-- Dataset entries follows --

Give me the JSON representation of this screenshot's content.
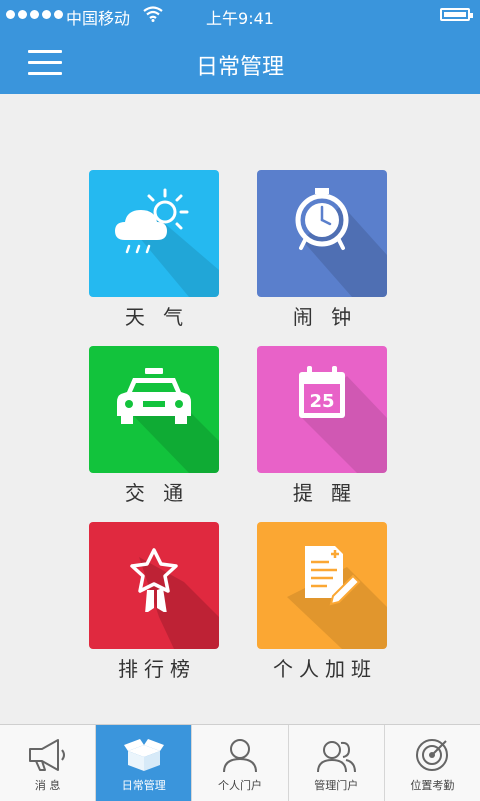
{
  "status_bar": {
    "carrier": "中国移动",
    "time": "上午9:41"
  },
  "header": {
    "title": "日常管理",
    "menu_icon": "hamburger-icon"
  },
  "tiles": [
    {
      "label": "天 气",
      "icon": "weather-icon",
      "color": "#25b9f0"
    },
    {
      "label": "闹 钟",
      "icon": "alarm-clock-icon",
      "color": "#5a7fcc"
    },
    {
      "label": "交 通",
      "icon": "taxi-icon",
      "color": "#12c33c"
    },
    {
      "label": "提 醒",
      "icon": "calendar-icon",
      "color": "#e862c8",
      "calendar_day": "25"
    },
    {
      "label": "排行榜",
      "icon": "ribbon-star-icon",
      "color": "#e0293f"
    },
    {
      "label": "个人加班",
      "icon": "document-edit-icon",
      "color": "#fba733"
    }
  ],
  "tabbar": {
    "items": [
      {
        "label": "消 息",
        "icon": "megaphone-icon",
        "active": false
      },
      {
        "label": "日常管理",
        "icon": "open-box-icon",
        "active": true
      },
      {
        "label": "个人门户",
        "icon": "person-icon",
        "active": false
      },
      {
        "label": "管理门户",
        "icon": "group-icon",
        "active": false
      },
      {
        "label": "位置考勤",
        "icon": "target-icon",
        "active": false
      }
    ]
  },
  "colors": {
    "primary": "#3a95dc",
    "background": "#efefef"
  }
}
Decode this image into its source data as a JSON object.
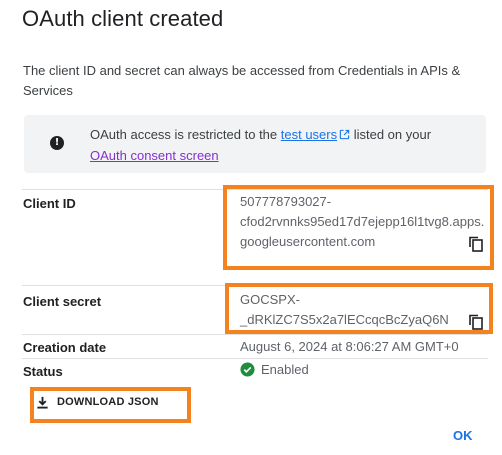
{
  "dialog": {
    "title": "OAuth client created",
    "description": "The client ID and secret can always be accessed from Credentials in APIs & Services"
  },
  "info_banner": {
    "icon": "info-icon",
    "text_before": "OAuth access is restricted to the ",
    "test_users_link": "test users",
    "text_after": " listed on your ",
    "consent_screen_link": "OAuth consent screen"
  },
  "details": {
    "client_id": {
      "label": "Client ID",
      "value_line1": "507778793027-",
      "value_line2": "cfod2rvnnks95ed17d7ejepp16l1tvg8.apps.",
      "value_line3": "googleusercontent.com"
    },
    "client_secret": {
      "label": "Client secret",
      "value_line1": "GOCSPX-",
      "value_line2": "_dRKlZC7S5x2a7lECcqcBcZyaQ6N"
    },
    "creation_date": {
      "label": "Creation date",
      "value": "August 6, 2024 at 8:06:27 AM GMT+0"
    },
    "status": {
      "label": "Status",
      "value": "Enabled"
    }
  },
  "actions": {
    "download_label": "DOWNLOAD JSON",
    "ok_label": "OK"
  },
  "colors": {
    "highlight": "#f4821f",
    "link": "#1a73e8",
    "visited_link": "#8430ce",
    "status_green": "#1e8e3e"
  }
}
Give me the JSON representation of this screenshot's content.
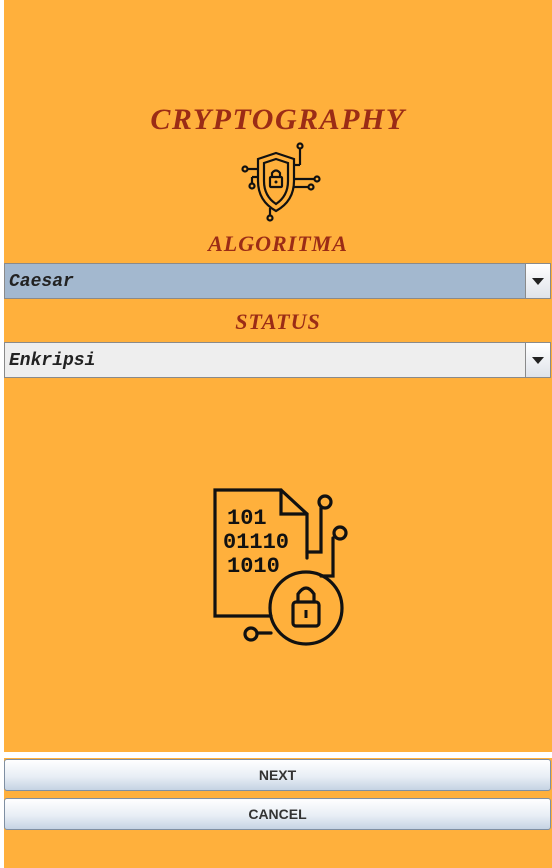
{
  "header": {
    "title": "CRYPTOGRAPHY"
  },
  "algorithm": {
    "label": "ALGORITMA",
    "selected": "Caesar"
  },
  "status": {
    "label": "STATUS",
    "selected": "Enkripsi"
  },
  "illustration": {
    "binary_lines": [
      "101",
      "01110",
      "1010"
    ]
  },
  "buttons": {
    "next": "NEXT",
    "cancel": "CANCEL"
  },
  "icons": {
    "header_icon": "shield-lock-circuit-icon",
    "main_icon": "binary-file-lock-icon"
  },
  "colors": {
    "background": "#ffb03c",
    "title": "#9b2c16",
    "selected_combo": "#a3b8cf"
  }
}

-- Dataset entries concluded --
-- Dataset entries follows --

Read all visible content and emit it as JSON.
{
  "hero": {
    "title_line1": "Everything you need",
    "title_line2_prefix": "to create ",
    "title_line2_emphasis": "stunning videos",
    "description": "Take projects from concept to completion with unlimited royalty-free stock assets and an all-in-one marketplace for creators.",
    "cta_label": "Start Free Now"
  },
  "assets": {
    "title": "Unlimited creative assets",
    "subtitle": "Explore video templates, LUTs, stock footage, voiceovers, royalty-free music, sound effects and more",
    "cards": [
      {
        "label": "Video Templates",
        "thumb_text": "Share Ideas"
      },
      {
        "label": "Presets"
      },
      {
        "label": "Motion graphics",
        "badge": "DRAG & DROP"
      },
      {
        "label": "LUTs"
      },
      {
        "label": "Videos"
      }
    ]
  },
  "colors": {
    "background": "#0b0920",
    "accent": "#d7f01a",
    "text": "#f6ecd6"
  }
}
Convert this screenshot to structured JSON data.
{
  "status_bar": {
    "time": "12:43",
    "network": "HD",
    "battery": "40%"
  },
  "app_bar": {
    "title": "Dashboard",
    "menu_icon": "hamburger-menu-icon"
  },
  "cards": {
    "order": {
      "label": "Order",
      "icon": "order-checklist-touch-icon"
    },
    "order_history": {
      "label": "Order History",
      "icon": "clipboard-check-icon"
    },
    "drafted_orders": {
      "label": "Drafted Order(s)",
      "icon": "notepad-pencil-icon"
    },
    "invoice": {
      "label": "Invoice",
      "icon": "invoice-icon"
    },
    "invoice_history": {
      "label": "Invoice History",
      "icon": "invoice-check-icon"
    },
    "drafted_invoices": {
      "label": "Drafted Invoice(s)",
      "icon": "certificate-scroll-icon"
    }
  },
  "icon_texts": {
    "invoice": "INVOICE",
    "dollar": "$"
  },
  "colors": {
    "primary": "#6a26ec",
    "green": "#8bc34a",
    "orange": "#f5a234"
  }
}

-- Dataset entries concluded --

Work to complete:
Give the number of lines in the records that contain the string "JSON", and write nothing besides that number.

Result for this task:
6